Besides the promise of good business and my obvious appetite, what you could really see there was Spanudis’ keen eye. Here was a man who knew how to spot the sublime among the many canvases I had seen in my time spent with Volpi. This selective knack marked me deeply, as it continues to do to this day, and I can now see the germ of my own working process in that encounter with Theon: spend a long time looking at paintings, thinking them through, selecting them and hearing other people’s opinions so you can discern the most inspired moments in each artist’s career.    


A few years later, my monologue with paintings expanded into a dialogue with Gerard Loeb (my business partner for fourteen years), a man with refined taste, a true appreciator of art and music. We would make comparisons the whole time: for us, Volpi was without doubt all Mozart. As Gerard didn’t have kids, and I had lost my father, I became his artistic son.  


After the first few years—of intense obsession with Volpi—, my horizons broadened and I began to discover the many wonderful artists we’ve had throughout the 20th Century. While some were still alive in the 70s, I had little contact with them, as my eye was always drawn to their most creative phases, and their very best work. Even with the grand masters (with few exceptions), there is always a learning curve leading up to the revolutionary, innovative zenith.   


And after the peak, which may or may not last some years, there invariably comes repetition and decline. Identifying the golden years of each artist and resisting the commercial temptations to stray from them is the challenge facing the art dealer in this selective pursuit. That, and a merciless approach to what lacks quality is what I learned from my chosen peers: Antonio Maluf and Jean Boghici.   


Over the decades that followed I developed a great affinity with my clientele and was able to direct my work towards building important Brazilian collections that recovered and revealed some real treasures. Now, from 2004 on, I see that this project is about to expand alongside the old corner townhouse I’ve been based in for the last thirty years (as charming as it is unassuming). I just wanted a larger exhibition hall, but the design by Sergio Pileggi ended up giving me a gallery downstairs too, a new space that will enable me to hold exhibitions whenever a set of works, however small, reveals a new perspective or comes together around some special meaning.   

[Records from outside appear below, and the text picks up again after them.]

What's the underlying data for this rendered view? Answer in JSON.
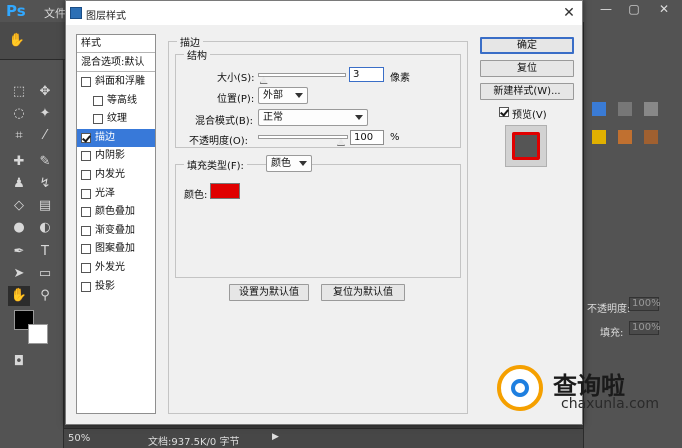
{
  "app": {
    "logo": "Ps",
    "menu_file": "文件",
    "zoom": "50%",
    "doc_info": "文档:937.5K/0 字节"
  },
  "right_panel": {
    "opacity_label": "不透明度:",
    "opacity_value": "100%",
    "fill_label": "填充:",
    "fill_value": "100%"
  },
  "dialog": {
    "title": "图层样式",
    "close": "✕",
    "style_list": {
      "header": "样式",
      "blend_options": "混合选项:默认",
      "items": [
        {
          "label": "斜面和浮雕",
          "checked": false,
          "indent": false,
          "selected": false
        },
        {
          "label": "等高线",
          "checked": false,
          "indent": true,
          "selected": false
        },
        {
          "label": "纹理",
          "checked": false,
          "indent": true,
          "selected": false
        },
        {
          "label": "描边",
          "checked": true,
          "indent": false,
          "selected": true
        },
        {
          "label": "内阴影",
          "checked": false,
          "indent": false,
          "selected": false
        },
        {
          "label": "内发光",
          "checked": false,
          "indent": false,
          "selected": false
        },
        {
          "label": "光泽",
          "checked": false,
          "indent": false,
          "selected": false
        },
        {
          "label": "颜色叠加",
          "checked": false,
          "indent": false,
          "selected": false
        },
        {
          "label": "渐变叠加",
          "checked": false,
          "indent": false,
          "selected": false
        },
        {
          "label": "图案叠加",
          "checked": false,
          "indent": false,
          "selected": false
        },
        {
          "label": "外发光",
          "checked": false,
          "indent": false,
          "selected": false
        },
        {
          "label": "投影",
          "checked": false,
          "indent": false,
          "selected": false
        }
      ]
    },
    "stroke": {
      "section_title": "描边",
      "structure_title": "结构",
      "size_label": "大小(S):",
      "size_value": "3",
      "size_unit": "像素",
      "size_fraction": 0.02,
      "position_label": "位置(P):",
      "position_value": "外部",
      "blend_label": "混合模式(B):",
      "blend_value": "正常",
      "opacity_label": "不透明度(O):",
      "opacity_value": "100",
      "opacity_unit": "%",
      "opacity_fraction": 1.0,
      "fill_type_label": "填充类型(F):",
      "fill_type_value": "颜色",
      "color_label": "颜色:",
      "color": "#e00000"
    },
    "buttons": {
      "ok": "确定",
      "reset": "复位",
      "new_style": "新建样式(W)...",
      "preview": "预览(V)",
      "preview_checked": true,
      "make_default": "设置为默认值",
      "reset_default": "复位为默认值"
    }
  },
  "watermark": {
    "text": "查询啦",
    "url": "chaxunla.com"
  }
}
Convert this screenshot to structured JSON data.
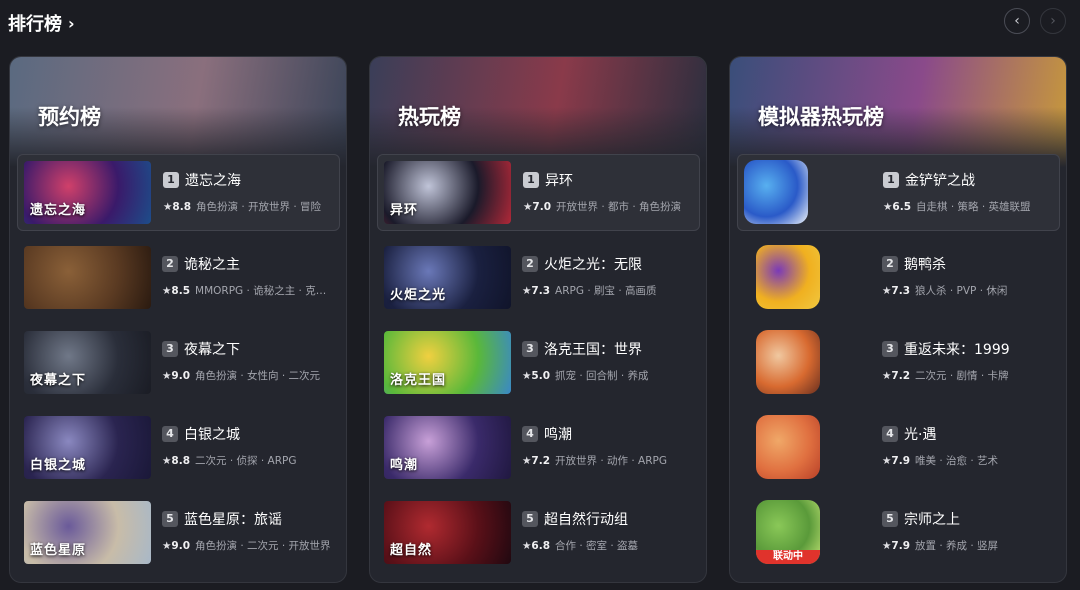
{
  "header": {
    "title": "排行榜"
  },
  "panels": [
    {
      "title": "预约榜",
      "banner": [
        "#5a6a80",
        "#8a6f7d",
        "#3a4458"
      ],
      "items": [
        {
          "rank": "1",
          "name": "遗忘之海",
          "score": "8.8",
          "tags": "角色扮演 · 开放世界 · 冒险",
          "thumb": [
            "#3a1a6a",
            "#d0406a",
            "#1d4d8a"
          ],
          "thumb_text": "遗忘之海"
        },
        {
          "rank": "2",
          "name": "诡秘之主",
          "score": "8.5",
          "tags": "MMORPG · 诡秘之主 · 克苏鲁",
          "thumb": [
            "#5a3a22",
            "#8a6038",
            "#2a1a10"
          ],
          "thumb_text": ""
        },
        {
          "rank": "3",
          "name": "夜幕之下",
          "score": "9.0",
          "tags": "角色扮演 · 女性向 · 二次元",
          "thumb": [
            "#2a2e3a",
            "#707888",
            "#1a1c24"
          ],
          "thumb_text": "夜幕之下"
        },
        {
          "rank": "4",
          "name": "白银之城",
          "score": "8.8",
          "tags": "二次元 · 侦探 · ARPG",
          "thumb": [
            "#2a2450",
            "#8a88c0",
            "#1a1838"
          ],
          "thumb_text": "白银之城"
        },
        {
          "rank": "5",
          "name": "蓝色星原：旅谣",
          "score": "9.0",
          "tags": "角色扮演 · 二次元 · 开放世界",
          "thumb": [
            "#c8bca8",
            "#6a5a9a",
            "#a8b8c8"
          ],
          "thumb_text": "蓝色星原"
        }
      ]
    },
    {
      "title": "热玩榜",
      "banner": [
        "#3a3e58",
        "#8a3a4a",
        "#2a2e3e"
      ],
      "items": [
        {
          "rank": "1",
          "name": "异环",
          "score": "7.0",
          "tags": "开放世界 · 都市 · 角色扮演",
          "thumb": [
            "#1a1a2a",
            "#c0c4d8",
            "#b02838"
          ],
          "thumb_text": "异环"
        },
        {
          "rank": "2",
          "name": "火炬之光：无限",
          "score": "7.3",
          "tags": "ARPG · 刷宝 · 高画质",
          "thumb": [
            "#1a2040",
            "#6a78b8",
            "#10142a"
          ],
          "thumb_text": "火炬之光"
        },
        {
          "rank": "3",
          "name": "洛克王国：世界",
          "score": "5.0",
          "tags": "抓宠 · 回合制 · 养成",
          "thumb": [
            "#5ab83a",
            "#f0d040",
            "#3a88c8"
          ],
          "thumb_text": "洛克王国"
        },
        {
          "rank": "4",
          "name": "鸣潮",
          "score": "7.2",
          "tags": "开放世界 · 动作 · ARPG",
          "thumb": [
            "#3a2a6a",
            "#c8a0d8",
            "#201840"
          ],
          "thumb_text": "鸣潮"
        },
        {
          "rank": "5",
          "name": "超自然行动组",
          "score": "6.8",
          "tags": "合作 · 密室 · 盗墓",
          "thumb": [
            "#5a1018",
            "#b02a30",
            "#200810"
          ],
          "thumb_text": "超自然"
        }
      ]
    },
    {
      "title": "模拟器热玩榜",
      "banner": [
        "#3a4e7a",
        "#8a4a8a",
        "#c89a3a"
      ],
      "items": [
        {
          "rank": "1",
          "name": "金铲铲之战",
          "score": "6.5",
          "tags": "自走棋 · 策略 · 英雄联盟",
          "thumb": [
            "#2a5ac8",
            "#58b0f0",
            "#f0f4f8"
          ],
          "badge": ""
        },
        {
          "rank": "2",
          "name": "鹅鸭杀",
          "score": "7.3",
          "tags": "狼人杀 · PVP · 休闲",
          "thumb": [
            "#f0b020",
            "#7a3ab8",
            "#f0c840"
          ],
          "badge": ""
        },
        {
          "rank": "3",
          "name": "重返未来：1999",
          "score": "7.2",
          "tags": "二次元 · 剧情 · 卡牌",
          "thumb": [
            "#d86a30",
            "#f0c8a0",
            "#6a3020"
          ],
          "badge": ""
        },
        {
          "rank": "4",
          "name": "光·遇",
          "score": "7.9",
          "tags": "唯美 · 治愈 · 艺术",
          "thumb": [
            "#e07040",
            "#f0a868",
            "#b84028"
          ],
          "badge": ""
        },
        {
          "rank": "5",
          "name": "宗师之上",
          "score": "7.9",
          "tags": "放置 · 养成 · 竖屏",
          "thumb": [
            "#5a9a3a",
            "#8ac858",
            "#c8e878"
          ],
          "badge": "联动中"
        }
      ]
    }
  ]
}
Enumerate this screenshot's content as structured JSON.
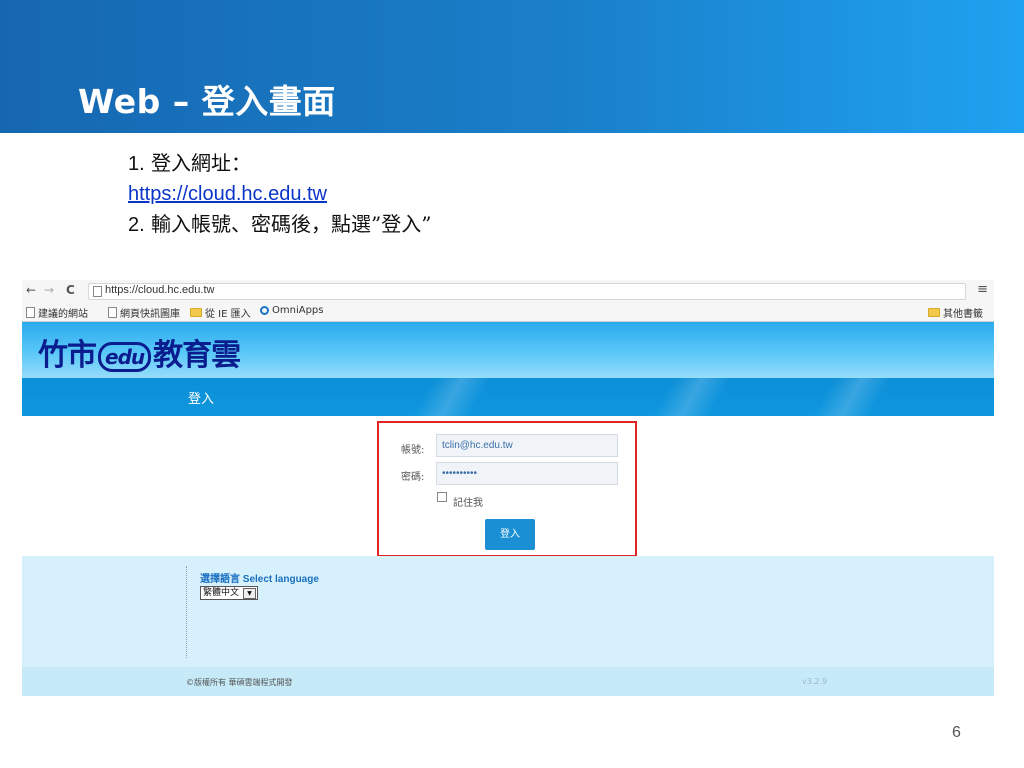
{
  "slide": {
    "title": "Web – 登入畫面",
    "instructions": {
      "step1_num": "1.",
      "step1_text": " 登入網址：",
      "url": "https://cloud.hc.edu.tw",
      "step2_num": "2.",
      "step2_text": " 輸入帳號、密碼後，點選”登入”"
    },
    "page_number": "6"
  },
  "browser": {
    "back_icon": "←",
    "forward_icon": "→",
    "reload_icon": "C",
    "address": "https://cloud.hc.edu.tw",
    "menu_icon": "≡",
    "bookmarks": [
      {
        "label": "建議的網站"
      },
      {
        "label": "網頁快訊圖庫"
      },
      {
        "label": "從 IE 匯入"
      },
      {
        "label": "OmniApps"
      }
    ],
    "other_bookmarks": "其他書籤"
  },
  "site": {
    "logo_left": "竹市",
    "logo_edu": "edu",
    "logo_right": "教育雲",
    "nav_login": "登入",
    "form": {
      "account_label": "帳號:",
      "account_value": "tclin@hc.edu.tw",
      "password_label": "密碼:",
      "password_value": "••••••••••",
      "remember_label": "記住我",
      "login_button": "登入"
    },
    "language": {
      "title": "選擇語言 Select language",
      "selected": "繁體中文"
    },
    "footer": {
      "copyright": "©版權所有 華碩雲端程式開發",
      "version": "v3.2.9"
    }
  },
  "colors": {
    "slide_header": "#1a7fc9",
    "highlight_border": "#e02424",
    "login_button": "#1a8fd4",
    "link": "#0a35c9"
  }
}
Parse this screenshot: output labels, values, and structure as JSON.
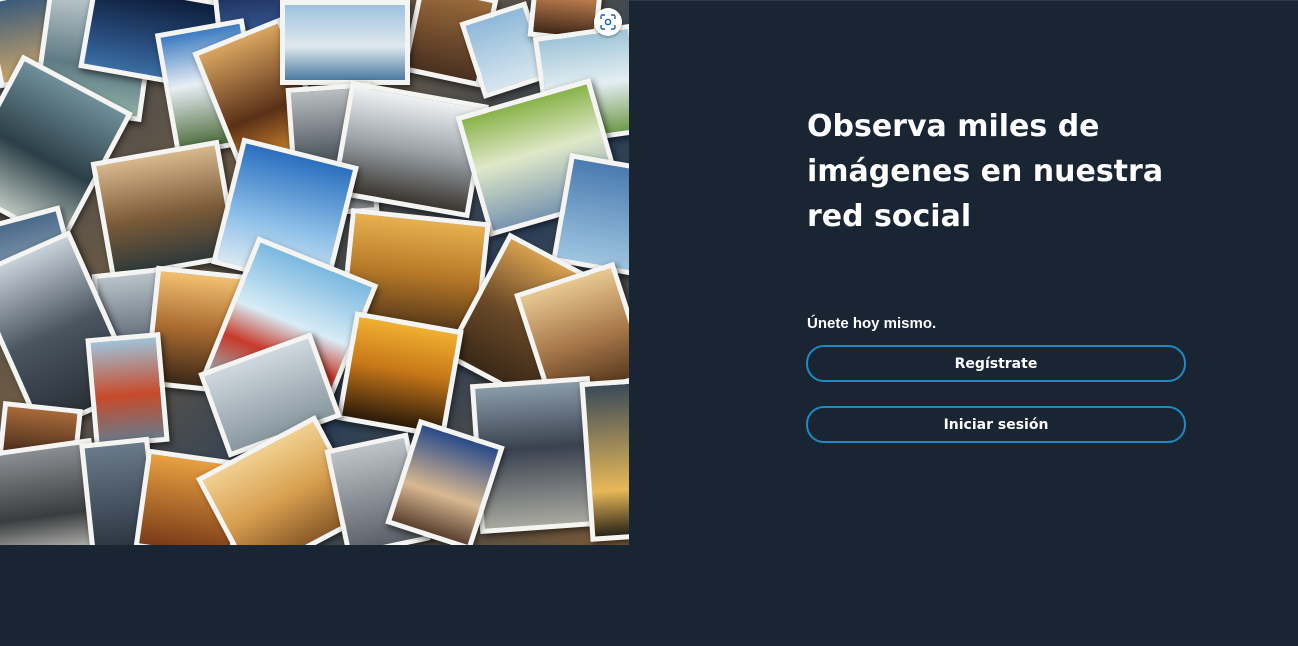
{
  "collage": {
    "alt": "Collage de fotografías de ciudades"
  },
  "hero": {
    "headline": "Observa miles de imágenes en nuestra red social",
    "join_text": "Únete hoy mismo.",
    "register_label": "Regístrate",
    "login_label": "Iniciar sesión"
  },
  "icons": {
    "lens": "visual-search-icon"
  },
  "colors": {
    "background": "#192533",
    "button_border": "#1e8bc3",
    "text": "#ffffff"
  }
}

There comes a crucial moment in the work of a marchand—normally so solitary—when it’s no longer about search or discovery, but about presenting works to the customer. It’s only when a piece of art strikes that cord in the back of the client’s gaze that a real bond forms. And without that “click”, there’s no deal, no point in trying to talk someone around. You may as well just move on to the next painting. Deep down, the question I always ask myself is: “Who does this painting speak to?”. 


After 35 years, that cord of seduction and passion has thrummed so often that various collectors have become my friends and together have been able to give me a glimpse of that imaginary collection. As the art dealer chooses and gathers artworks only to scatter them far and wide, that glimpse is a rare moment indeed. This exhibition shows a part of what I have guarded in memory over all these years, and I offer it here as my little tribute to those who, by falling in love with art, create a special place for it inside.

bottom of page